The stakeholders are not ignorant and selfish. Conservation first, fun comes second. Much communication takes place between Big Energy and the stakeholders who live and play on the TFF. I have called Big Energy myself about specific issues. Big Energy meets with the WDNR and the TFFTL frequently. If they recognized a need to protect loon incubation by increasing the outflow at the dam, they would receive no argument from the other stakeholders. The loon population is highly regarded and a source of enjoyment and pride. No one wants to harm or kill common loons.
A Love of Loons
The haunting, melancholy call of the common loon has long enchanted those who love to be near the water. Their call can be a wobbly, liquid chortle, or an eerie yodel, sounding almost unearthly especially when it ripples through the quiet wilderness or echoes across a tranquil lake. The loon is known as “the spirit of the wilderness”.
Loons are not only a beautiful bird to watch on the water, they are swimming and fishing machines. They swim with their black bill always parallel to the water. They swim low in the water because their bones are heavy for diving. They can vanish underwater to find fish without leaving a ripple on the surface. They can remain underwater for up to three minutes and can dive as deep as 200 feet. Their large webbed feet and legs are set back of their body making them poor walkers. But their feet serve as propellers underwater allowing them to reach speeds close to 75 mph. When they take to flight from the water, they run across the surface of the water for up to a quarter of a mile before becoming airborne.

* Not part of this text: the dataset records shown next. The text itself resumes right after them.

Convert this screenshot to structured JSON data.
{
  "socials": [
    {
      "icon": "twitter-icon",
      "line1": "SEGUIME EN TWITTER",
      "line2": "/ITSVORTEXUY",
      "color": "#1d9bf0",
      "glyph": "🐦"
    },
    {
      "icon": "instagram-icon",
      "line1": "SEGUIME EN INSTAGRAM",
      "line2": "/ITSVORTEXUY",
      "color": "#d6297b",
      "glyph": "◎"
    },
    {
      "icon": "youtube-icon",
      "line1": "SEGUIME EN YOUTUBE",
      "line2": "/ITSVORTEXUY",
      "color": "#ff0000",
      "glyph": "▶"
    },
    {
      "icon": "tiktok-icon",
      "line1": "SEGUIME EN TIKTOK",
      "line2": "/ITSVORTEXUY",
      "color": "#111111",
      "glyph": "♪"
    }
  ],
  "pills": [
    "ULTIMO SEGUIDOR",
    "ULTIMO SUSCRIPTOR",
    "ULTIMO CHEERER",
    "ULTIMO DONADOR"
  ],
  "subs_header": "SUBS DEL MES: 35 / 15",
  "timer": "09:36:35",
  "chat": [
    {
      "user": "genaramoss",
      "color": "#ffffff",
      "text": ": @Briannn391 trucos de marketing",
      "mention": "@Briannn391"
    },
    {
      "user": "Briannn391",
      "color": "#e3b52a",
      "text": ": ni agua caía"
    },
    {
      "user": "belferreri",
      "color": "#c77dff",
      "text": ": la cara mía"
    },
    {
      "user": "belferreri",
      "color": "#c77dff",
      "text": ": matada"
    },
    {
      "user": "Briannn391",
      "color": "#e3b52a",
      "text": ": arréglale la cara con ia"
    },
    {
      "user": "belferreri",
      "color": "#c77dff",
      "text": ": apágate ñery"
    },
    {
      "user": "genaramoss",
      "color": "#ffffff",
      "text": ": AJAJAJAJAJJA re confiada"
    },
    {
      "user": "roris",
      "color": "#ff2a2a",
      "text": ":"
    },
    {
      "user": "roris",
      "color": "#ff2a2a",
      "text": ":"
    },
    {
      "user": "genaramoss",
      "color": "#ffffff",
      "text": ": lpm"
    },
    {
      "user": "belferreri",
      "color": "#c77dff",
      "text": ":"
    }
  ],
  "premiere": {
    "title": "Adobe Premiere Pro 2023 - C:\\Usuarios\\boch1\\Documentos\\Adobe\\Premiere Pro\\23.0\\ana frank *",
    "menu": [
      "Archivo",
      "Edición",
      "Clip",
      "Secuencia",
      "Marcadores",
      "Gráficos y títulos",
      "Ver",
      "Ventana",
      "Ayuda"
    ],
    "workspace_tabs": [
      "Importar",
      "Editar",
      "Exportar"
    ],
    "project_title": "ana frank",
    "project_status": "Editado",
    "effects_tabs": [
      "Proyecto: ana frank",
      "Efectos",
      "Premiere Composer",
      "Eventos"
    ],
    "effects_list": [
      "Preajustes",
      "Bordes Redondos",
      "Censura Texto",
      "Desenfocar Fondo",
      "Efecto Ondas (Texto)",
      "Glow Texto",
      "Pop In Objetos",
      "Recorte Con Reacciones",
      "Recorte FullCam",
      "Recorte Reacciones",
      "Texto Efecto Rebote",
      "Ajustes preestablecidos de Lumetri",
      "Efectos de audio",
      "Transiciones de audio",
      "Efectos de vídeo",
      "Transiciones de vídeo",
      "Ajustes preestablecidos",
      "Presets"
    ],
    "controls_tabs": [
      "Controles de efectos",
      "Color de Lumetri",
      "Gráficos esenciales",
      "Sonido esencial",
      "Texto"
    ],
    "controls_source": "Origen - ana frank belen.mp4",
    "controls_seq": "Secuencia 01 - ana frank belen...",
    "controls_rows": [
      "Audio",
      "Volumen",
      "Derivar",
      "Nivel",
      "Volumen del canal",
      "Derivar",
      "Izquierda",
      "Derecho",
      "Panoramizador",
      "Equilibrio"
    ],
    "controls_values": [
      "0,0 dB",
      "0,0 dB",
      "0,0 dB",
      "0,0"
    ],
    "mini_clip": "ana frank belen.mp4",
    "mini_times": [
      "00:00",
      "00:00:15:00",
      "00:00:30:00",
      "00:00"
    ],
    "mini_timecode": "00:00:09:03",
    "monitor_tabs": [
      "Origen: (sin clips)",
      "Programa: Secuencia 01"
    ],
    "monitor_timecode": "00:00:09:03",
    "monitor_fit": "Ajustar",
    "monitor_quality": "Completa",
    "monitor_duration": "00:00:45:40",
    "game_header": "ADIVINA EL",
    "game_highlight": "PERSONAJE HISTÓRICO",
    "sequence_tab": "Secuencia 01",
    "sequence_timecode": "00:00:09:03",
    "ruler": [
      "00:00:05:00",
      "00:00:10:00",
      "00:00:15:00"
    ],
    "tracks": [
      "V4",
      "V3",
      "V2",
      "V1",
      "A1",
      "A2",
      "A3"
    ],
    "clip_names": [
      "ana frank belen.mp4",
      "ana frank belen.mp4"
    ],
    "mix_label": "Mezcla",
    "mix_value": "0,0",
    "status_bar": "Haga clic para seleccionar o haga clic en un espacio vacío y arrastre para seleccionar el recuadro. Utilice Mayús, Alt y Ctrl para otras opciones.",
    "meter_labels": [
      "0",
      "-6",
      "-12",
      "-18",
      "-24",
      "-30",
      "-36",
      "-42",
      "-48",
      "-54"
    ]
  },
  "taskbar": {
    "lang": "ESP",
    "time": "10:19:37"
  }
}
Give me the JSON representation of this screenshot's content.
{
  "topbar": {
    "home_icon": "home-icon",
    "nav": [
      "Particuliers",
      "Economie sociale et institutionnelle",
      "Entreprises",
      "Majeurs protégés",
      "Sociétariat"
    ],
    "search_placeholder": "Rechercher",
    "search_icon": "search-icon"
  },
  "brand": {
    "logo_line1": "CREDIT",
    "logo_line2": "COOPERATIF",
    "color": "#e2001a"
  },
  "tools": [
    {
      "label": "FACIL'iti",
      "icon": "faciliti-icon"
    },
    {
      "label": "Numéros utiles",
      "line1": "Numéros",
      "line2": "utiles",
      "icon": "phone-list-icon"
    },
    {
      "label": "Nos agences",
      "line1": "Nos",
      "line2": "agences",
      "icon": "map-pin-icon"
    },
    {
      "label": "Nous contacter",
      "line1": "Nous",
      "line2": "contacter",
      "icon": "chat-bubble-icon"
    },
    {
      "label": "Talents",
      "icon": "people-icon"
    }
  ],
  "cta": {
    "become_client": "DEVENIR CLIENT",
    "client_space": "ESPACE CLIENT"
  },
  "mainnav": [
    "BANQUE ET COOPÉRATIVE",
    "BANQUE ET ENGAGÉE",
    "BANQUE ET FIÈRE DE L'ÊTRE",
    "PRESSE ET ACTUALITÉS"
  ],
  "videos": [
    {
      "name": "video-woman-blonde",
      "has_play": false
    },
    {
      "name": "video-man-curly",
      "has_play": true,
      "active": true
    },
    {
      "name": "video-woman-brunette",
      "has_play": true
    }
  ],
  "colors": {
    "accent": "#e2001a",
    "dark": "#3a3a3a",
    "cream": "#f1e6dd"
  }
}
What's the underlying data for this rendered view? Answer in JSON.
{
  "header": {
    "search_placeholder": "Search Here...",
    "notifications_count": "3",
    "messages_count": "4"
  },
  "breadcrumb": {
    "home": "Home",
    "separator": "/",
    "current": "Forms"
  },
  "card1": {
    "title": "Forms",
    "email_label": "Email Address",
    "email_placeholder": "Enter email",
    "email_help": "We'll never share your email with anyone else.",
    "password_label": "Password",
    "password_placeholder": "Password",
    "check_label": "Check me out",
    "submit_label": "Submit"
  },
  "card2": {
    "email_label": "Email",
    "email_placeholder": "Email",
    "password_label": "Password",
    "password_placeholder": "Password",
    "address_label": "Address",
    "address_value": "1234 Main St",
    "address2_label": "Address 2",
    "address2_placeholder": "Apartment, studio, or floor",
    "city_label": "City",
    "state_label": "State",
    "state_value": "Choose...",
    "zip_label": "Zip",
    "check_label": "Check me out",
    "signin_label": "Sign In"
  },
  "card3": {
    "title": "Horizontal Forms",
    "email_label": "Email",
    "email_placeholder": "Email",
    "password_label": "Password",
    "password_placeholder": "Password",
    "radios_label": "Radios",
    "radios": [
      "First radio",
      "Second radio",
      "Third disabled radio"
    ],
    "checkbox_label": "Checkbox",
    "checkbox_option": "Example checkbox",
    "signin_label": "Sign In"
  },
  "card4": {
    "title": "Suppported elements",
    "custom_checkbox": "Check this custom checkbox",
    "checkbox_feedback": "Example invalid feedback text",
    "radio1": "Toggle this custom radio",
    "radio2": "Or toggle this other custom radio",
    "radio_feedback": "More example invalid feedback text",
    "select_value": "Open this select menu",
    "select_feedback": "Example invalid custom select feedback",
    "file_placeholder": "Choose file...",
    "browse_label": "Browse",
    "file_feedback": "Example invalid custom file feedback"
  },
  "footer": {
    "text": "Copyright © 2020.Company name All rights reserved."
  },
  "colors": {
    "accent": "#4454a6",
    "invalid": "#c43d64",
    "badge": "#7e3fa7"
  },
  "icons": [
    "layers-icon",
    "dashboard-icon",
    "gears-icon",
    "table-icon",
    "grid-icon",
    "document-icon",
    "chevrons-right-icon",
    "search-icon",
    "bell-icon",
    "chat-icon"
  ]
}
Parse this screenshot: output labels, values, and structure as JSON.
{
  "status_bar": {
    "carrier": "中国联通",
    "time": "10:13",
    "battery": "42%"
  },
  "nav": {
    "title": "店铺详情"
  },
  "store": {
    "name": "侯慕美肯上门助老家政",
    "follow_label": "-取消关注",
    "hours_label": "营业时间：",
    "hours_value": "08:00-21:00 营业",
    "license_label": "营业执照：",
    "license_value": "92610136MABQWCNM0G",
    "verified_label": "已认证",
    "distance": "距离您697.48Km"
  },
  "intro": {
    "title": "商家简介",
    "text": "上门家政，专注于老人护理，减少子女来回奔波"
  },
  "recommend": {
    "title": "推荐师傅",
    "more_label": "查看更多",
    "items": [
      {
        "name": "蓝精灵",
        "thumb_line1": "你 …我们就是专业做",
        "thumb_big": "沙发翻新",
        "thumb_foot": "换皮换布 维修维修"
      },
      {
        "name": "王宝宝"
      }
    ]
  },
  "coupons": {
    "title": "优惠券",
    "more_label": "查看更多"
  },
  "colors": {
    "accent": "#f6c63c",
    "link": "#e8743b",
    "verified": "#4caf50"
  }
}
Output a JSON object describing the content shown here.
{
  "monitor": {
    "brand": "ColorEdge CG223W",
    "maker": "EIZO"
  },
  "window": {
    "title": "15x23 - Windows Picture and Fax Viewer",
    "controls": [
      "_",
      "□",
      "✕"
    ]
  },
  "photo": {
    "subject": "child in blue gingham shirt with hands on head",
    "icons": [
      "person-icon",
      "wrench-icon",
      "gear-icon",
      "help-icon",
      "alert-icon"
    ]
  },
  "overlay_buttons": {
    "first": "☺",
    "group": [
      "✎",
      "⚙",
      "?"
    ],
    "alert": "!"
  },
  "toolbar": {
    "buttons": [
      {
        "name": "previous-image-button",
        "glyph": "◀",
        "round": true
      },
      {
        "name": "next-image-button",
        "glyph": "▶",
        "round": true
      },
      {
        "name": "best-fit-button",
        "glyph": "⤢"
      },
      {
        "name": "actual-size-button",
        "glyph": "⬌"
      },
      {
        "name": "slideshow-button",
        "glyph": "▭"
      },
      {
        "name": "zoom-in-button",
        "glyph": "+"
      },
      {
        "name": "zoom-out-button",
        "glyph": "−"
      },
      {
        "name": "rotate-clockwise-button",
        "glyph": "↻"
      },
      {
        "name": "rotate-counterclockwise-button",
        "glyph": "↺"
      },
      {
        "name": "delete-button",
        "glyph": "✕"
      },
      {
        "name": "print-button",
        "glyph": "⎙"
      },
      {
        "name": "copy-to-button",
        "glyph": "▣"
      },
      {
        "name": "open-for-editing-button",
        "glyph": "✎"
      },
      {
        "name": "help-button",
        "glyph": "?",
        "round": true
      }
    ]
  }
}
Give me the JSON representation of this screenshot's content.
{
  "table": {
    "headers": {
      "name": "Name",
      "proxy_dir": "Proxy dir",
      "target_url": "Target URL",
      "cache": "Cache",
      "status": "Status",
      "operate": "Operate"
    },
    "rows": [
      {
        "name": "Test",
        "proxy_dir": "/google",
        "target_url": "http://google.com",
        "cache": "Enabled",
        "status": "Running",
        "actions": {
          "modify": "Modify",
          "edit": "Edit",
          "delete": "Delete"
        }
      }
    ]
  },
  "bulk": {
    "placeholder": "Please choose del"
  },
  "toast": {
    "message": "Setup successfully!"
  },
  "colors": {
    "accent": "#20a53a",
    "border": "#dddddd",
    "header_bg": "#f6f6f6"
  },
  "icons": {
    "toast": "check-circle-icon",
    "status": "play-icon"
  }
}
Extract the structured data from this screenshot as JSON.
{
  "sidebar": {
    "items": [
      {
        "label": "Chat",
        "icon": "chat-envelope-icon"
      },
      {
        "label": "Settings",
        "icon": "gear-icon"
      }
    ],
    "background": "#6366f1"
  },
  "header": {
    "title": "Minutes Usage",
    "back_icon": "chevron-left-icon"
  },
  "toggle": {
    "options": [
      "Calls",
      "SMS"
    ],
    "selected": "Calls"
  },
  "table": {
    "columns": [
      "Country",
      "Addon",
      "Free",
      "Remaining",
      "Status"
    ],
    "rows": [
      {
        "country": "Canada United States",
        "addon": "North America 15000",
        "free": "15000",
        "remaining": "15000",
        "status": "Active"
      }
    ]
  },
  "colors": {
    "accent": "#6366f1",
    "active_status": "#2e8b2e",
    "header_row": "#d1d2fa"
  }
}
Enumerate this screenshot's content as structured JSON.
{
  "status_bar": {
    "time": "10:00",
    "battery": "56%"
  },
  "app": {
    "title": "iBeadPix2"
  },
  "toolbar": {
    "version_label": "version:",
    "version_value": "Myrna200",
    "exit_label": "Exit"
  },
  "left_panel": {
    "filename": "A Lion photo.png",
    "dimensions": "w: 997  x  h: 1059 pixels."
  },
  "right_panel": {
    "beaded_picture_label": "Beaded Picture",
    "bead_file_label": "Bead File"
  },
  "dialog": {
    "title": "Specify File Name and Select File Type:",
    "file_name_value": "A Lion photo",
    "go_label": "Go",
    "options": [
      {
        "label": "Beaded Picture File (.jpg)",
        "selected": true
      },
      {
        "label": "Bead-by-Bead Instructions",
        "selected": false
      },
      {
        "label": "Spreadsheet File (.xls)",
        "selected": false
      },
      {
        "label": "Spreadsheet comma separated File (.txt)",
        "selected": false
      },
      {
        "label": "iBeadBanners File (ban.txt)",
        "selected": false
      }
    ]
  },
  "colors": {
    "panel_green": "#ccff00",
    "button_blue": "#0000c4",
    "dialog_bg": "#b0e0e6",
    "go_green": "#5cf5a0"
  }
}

Loons are sexually mature by age three and obtain their own breeding territory by age five. The female usually lays two eggs, which the parents-to-be taking turns incubating the eggs for 30-32 days. Loons are considered to be very territorial; they aggressively defend their nests and young. They live to be approximately 25 years of age in the wild.
They migrate to the Gulf of Mexico in October or November and return to their birth territory in April and early May. They are known to nest within 30 miles of where they were born, if not in the same exact nest of their birth. They are the only bird known to do this.
They are a remarkable wilderness bird. The good news is that their populations are on the rise according to LoonWatch, a program of the Sigurd Olson Environmental Institute who protects loons through education and monitoring.
Article Posted 2/21/2011 “What Is a Flowage?
Article Posted 1/17/2011 “The Dynamics of Wisconsin’s Turtle Flambeau Flowage”
Photo Gallery Posted 2/7/2013 “Loon vs. Big Business Gallery”
Video Clip Posted 2/7/2013 “Turtle Flambeau Flowage Water Level Fluctuations”
TFF Water Level Charts Posted 2/7/2013 “Turtle Flambeau Flowage Water Level Fluctuations”